5.1 Identify Data for Caching:
Identify the data that can be cached on the server-side to minimize repeated processing. Typically, this includes data that doesn’t change frequently, such as product listings, blog posts, or user profiles. By caching this data, subsequent AJAX requests can be served from the cache instead of executing the server-side code again.
5.2 Implement Server-Side Caching Mechanism:
Depending on the programming language and framework being used, there are various server-side caching mechanisms available, such as Memcached, Redis, or even built-in caching modules. Integrate the chosen caching mechanism into the server-side code to store and retrieve the cached data efficiently.
5.3 Update AJAX Requests:
5.4 Configure Cache Expiration:
Set appropriate cache expiration times to ensure that the cached data doesn’t become stale. This ensures that the website always serves up-to-date information while taking advantage of the cached responses for improved performance.
AJAX, combined with server-side caching, is a potent combination for boosting website performance. By leveraging AJAX, developers can create responsive and interactive web applications that provide a seamless user experience. When further optimized with server-side caching, websites experience reduced server load, faster response times, minimized database interactions, and enhanced scalability. By implementing these techniques, businesses can improve their online presence and achieve better customer engagement and satisfaction.
Q1. Is AJAX a programming language?
Q2. Can AJAX be used with any server-side technology?

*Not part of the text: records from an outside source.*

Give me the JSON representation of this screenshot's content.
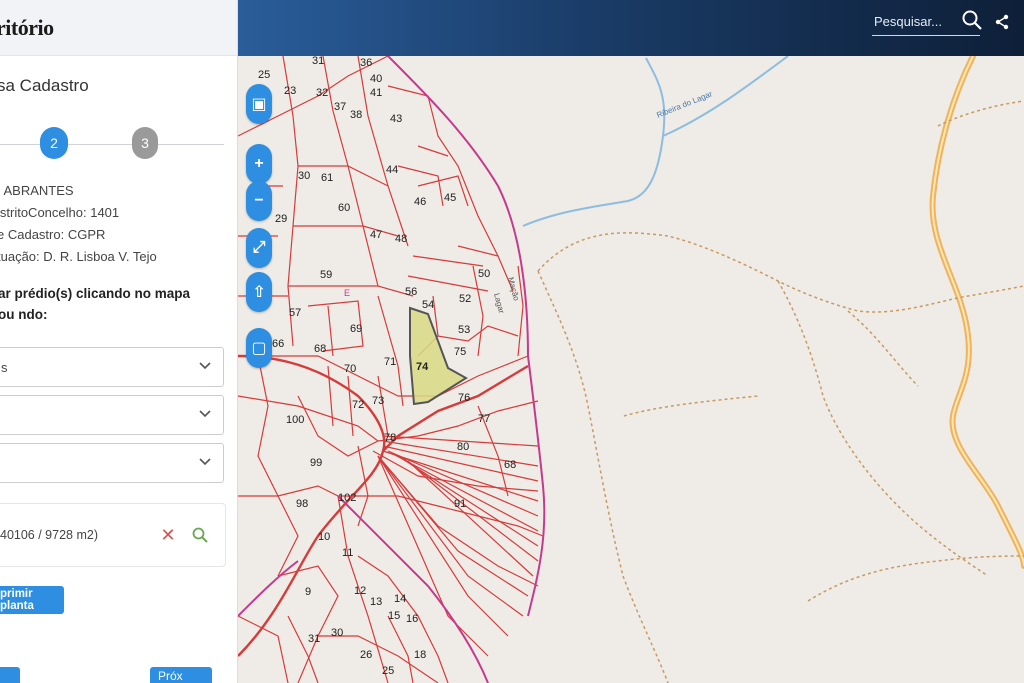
{
  "panel": {
    "title": "ritório",
    "subtitle": "sa Cadastro",
    "steps": [
      {
        "label": "2"
      },
      {
        "label": "3"
      }
    ],
    "info": [
      ": ABRANTES",
      "istritoConcelho: 1401",
      "e Cadastro: CGPR",
      "tuação: D. R. Lisboa V. Tejo"
    ],
    "instruction": "ar prédio(s) clicando no mapa ou ndo:",
    "selects": [
      {
        "value": "s"
      },
      {
        "value": ""
      },
      {
        "value": ""
      }
    ],
    "result": {
      "text": "40106 / 9728 m2)",
      "remove_label": "✕"
    },
    "print_label": "primir planta",
    "next_label": "Próx"
  },
  "topbar": {
    "search_placeholder": "Pesquisar...",
    "icons": [
      "search-icon",
      "share-icon"
    ]
  },
  "map": {
    "controls": [
      "image-icon",
      "zoom-in-icon",
      "zoom-out-icon",
      "fullscreen-icon",
      "north-arrow-icon",
      "extent-icon"
    ],
    "control_glyphs": [
      "▣",
      "+",
      "−",
      "⤢",
      "⇧",
      "▢"
    ],
    "stream_label": "Ribeira do Lagar",
    "road_label": "Mação",
    "road_label_2": "Lagar",
    "selected_plot": "74",
    "plot_labels": [
      "25",
      "31",
      "36",
      "40",
      "23",
      "32",
      "37",
      "41",
      "38",
      "43",
      "30",
      "61",
      "44",
      "45",
      "46",
      "60",
      "29",
      "47",
      "48",
      "50",
      "59",
      "56",
      "54",
      "52",
      "57",
      "53",
      "66",
      "68",
      "69",
      "71",
      "74",
      "75",
      "70",
      "72",
      "73",
      "76",
      "100",
      "77",
      "78",
      "80",
      "99",
      "68",
      "102",
      "91",
      "98",
      "10",
      "11",
      "12",
      "13",
      "14",
      "15",
      "16",
      "9",
      "31",
      "30",
      "26",
      "25",
      "18",
      "E"
    ],
    "colors": {
      "parcel_stroke": "#d63b3b",
      "boundary": "#c43a8f",
      "selected_fill": "#d8db82",
      "stream": "#8cbde0",
      "road": "#f0b35a",
      "trail": "#c79a62",
      "map_bg": "#efebe6"
    }
  }
}
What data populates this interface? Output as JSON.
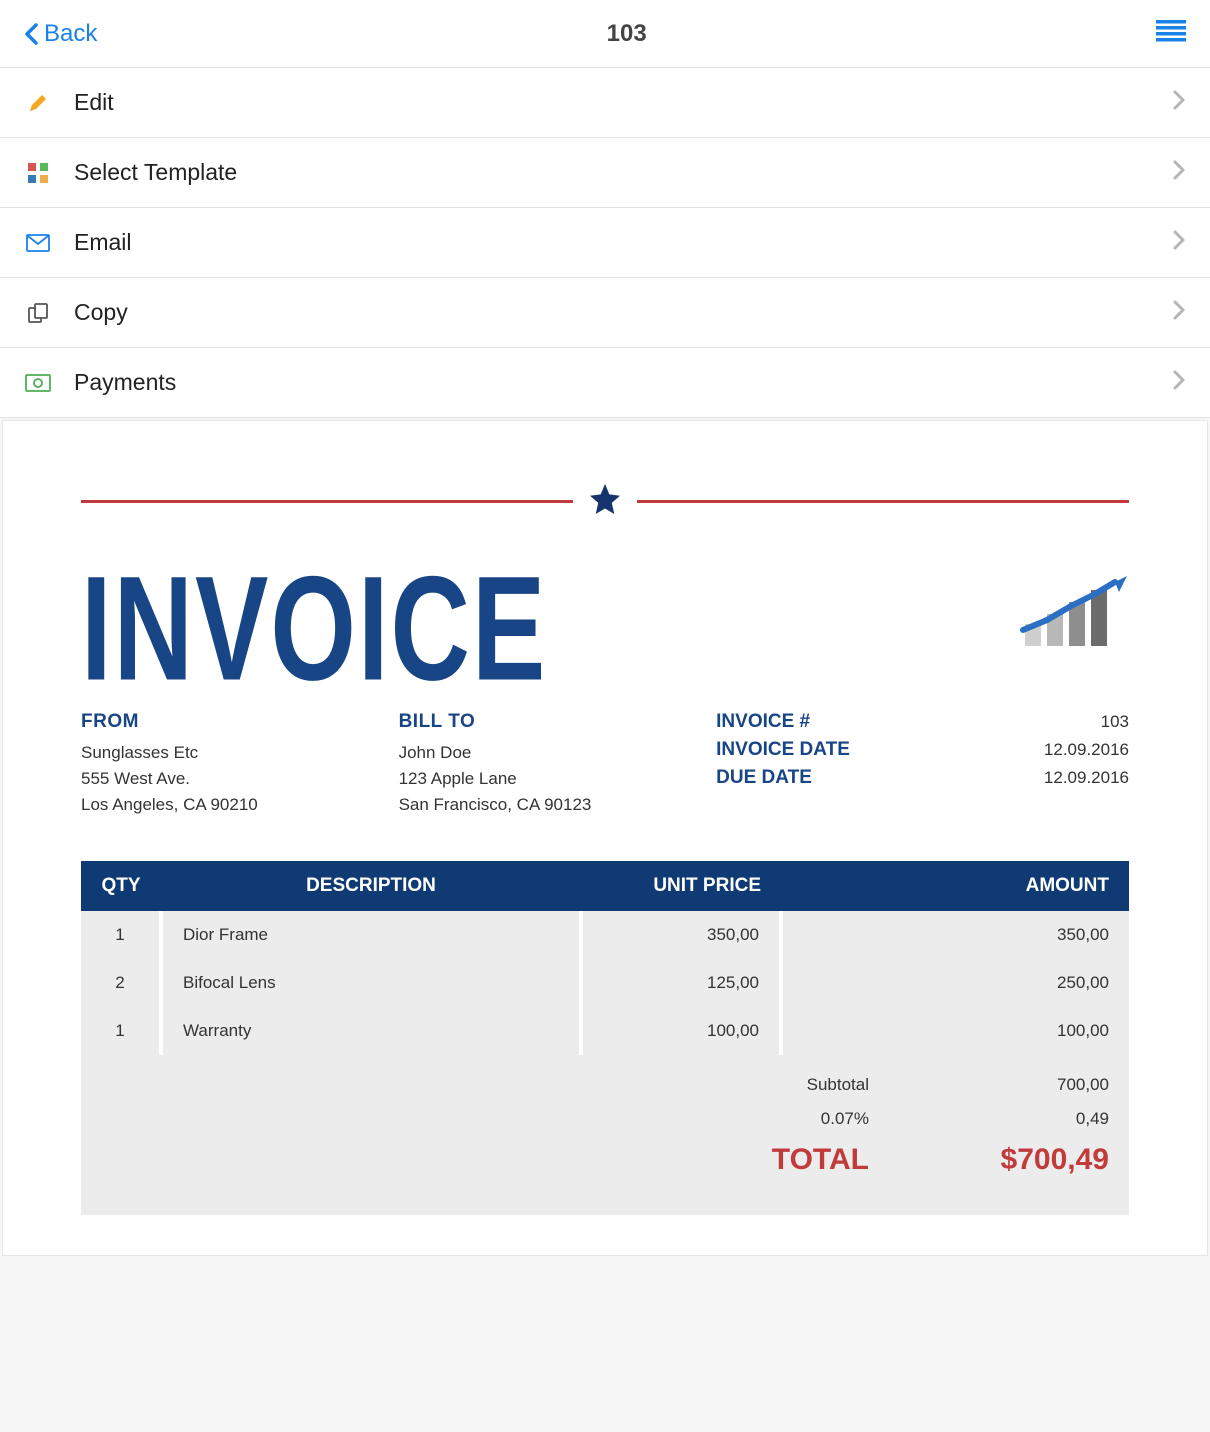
{
  "nav": {
    "back_label": "Back",
    "title": "103"
  },
  "actions": [
    {
      "id": "edit",
      "label": "Edit"
    },
    {
      "id": "template",
      "label": "Select Template"
    },
    {
      "id": "email",
      "label": "Email"
    },
    {
      "id": "copy",
      "label": "Copy"
    },
    {
      "id": "payments",
      "label": "Payments"
    }
  ],
  "invoice": {
    "heading": "INVOICE",
    "from_heading": "FROM",
    "from": {
      "name": "Sunglasses Etc",
      "street": "555 West Ave.",
      "city": "Los Angeles, CA 90210"
    },
    "billto_heading": "BILL TO",
    "billto": {
      "name": "John Doe",
      "street": "123 Apple Lane",
      "city": "San Francisco, CA 90123"
    },
    "meta": {
      "number_label": "INVOICE #",
      "number": "103",
      "date_label": "INVOICE DATE",
      "date": "12.09.2016",
      "due_label": "DUE DATE",
      "due": "12.09.2016"
    },
    "columns": {
      "qty": "QTY",
      "desc": "DESCRIPTION",
      "price": "UNIT PRICE",
      "amount": "AMOUNT"
    },
    "items": [
      {
        "qty": "1",
        "desc": "Dior Frame",
        "price": "350,00",
        "amount": "350,00"
      },
      {
        "qty": "2",
        "desc": "Bifocal Lens",
        "price": "125,00",
        "amount": "250,00"
      },
      {
        "qty": "1",
        "desc": "Warranty",
        "price": "100,00",
        "amount": "100,00"
      }
    ],
    "totals": {
      "subtotal_label": "Subtotal",
      "subtotal": "700,00",
      "tax_label": "0.07%",
      "tax": "0,49",
      "total_label": "TOTAL",
      "total": "$700,49"
    }
  },
  "colors": {
    "accent_blue": "#184586",
    "accent_red": "#c23b3b",
    "link_blue": "#1a82e6"
  }
}
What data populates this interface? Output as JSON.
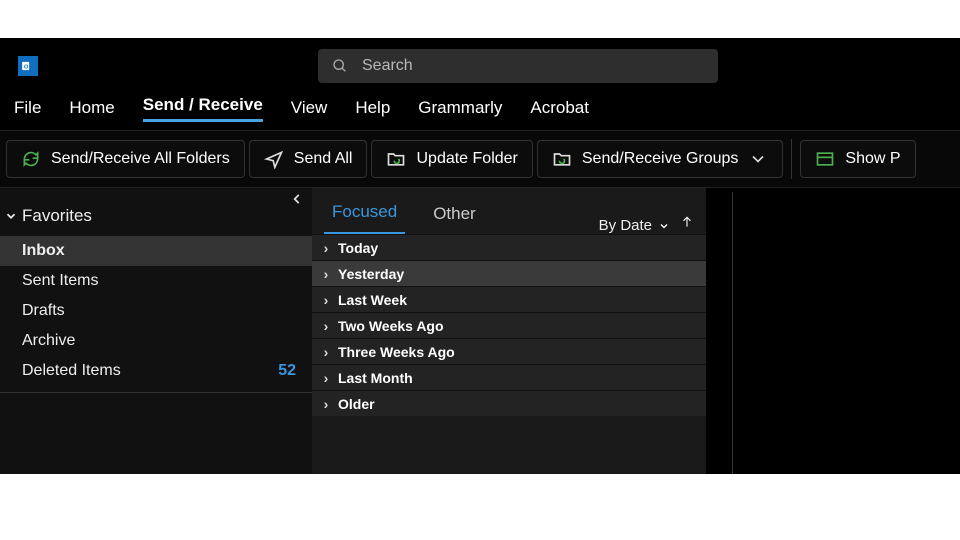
{
  "search": {
    "placeholder": "Search"
  },
  "menu": {
    "items": [
      {
        "label": "File"
      },
      {
        "label": "Home"
      },
      {
        "label": "Send / Receive"
      },
      {
        "label": "View"
      },
      {
        "label": "Help"
      },
      {
        "label": "Grammarly"
      },
      {
        "label": "Acrobat"
      }
    ],
    "active_index": 2
  },
  "ribbon": {
    "send_receive_all": "Send/Receive All Folders",
    "send_all": "Send All",
    "update_folder": "Update Folder",
    "send_receive_groups": "Send/Receive Groups",
    "show_progress": "Show P"
  },
  "sidebar": {
    "favorites_label": "Favorites",
    "items": [
      {
        "label": "Inbox",
        "count": ""
      },
      {
        "label": "Sent Items",
        "count": ""
      },
      {
        "label": "Drafts",
        "count": ""
      },
      {
        "label": "Archive",
        "count": ""
      },
      {
        "label": "Deleted Items",
        "count": "52"
      }
    ],
    "selected_index": 0
  },
  "maillist": {
    "tabs": {
      "focused": "Focused",
      "other": "Other",
      "active": "focused"
    },
    "sort_label": "By Date",
    "groups": [
      {
        "label": "Today"
      },
      {
        "label": "Yesterday"
      },
      {
        "label": "Last Week"
      },
      {
        "label": "Two Weeks Ago"
      },
      {
        "label": "Three Weeks Ago"
      },
      {
        "label": "Last Month"
      },
      {
        "label": "Older"
      }
    ],
    "hover_index": 1
  },
  "colors": {
    "accent": "#3a96dd"
  }
}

A2. Yes, AJAX can be used with any server-side technology that can handle HTTP requests and return responses. Common server-side technologies used with AJAX include PHP, Java, Ruby, and .NET.
Q3. Are there any potential downsides to using AJAX?
A3. While AJAX offers numerous benefits, it can also introduce complexity to web development, and improper implementation can lead to degraded user experience or performance issues. Additionally, search engine optimization (SEO) can be challenging when using AJAX, as search engines may have difficulty indexing dynamically loaded content.
Q4. What are some alternatives to AJAX for improving website performance?
A4. Alternative techniques for improving website performance include optimizing code and assets, implementing browser caching, utilizing content delivery networks (CDNs), and minimizing server requests. However, AJAX remains a powerful tool for creating responsive and interactive web applications.
Q5. Can AJAX be used for real-time updates?
A5. Yes, AJAX can be used to implement real-time updates. By periodically sending asynchronous requests to the server, web applications can retrieve the latest data and update specific parts of the webpage without requiring a page refresh.
Q6. Is server-side caching only beneficial for AJAX requests?
A6. No, server-side caching is beneficial for all types of requests, including AJAX requests. By caching frequently accessed data, regardless of the source or type of request, websites can reduce server load, improve response times, and enhance overall performance.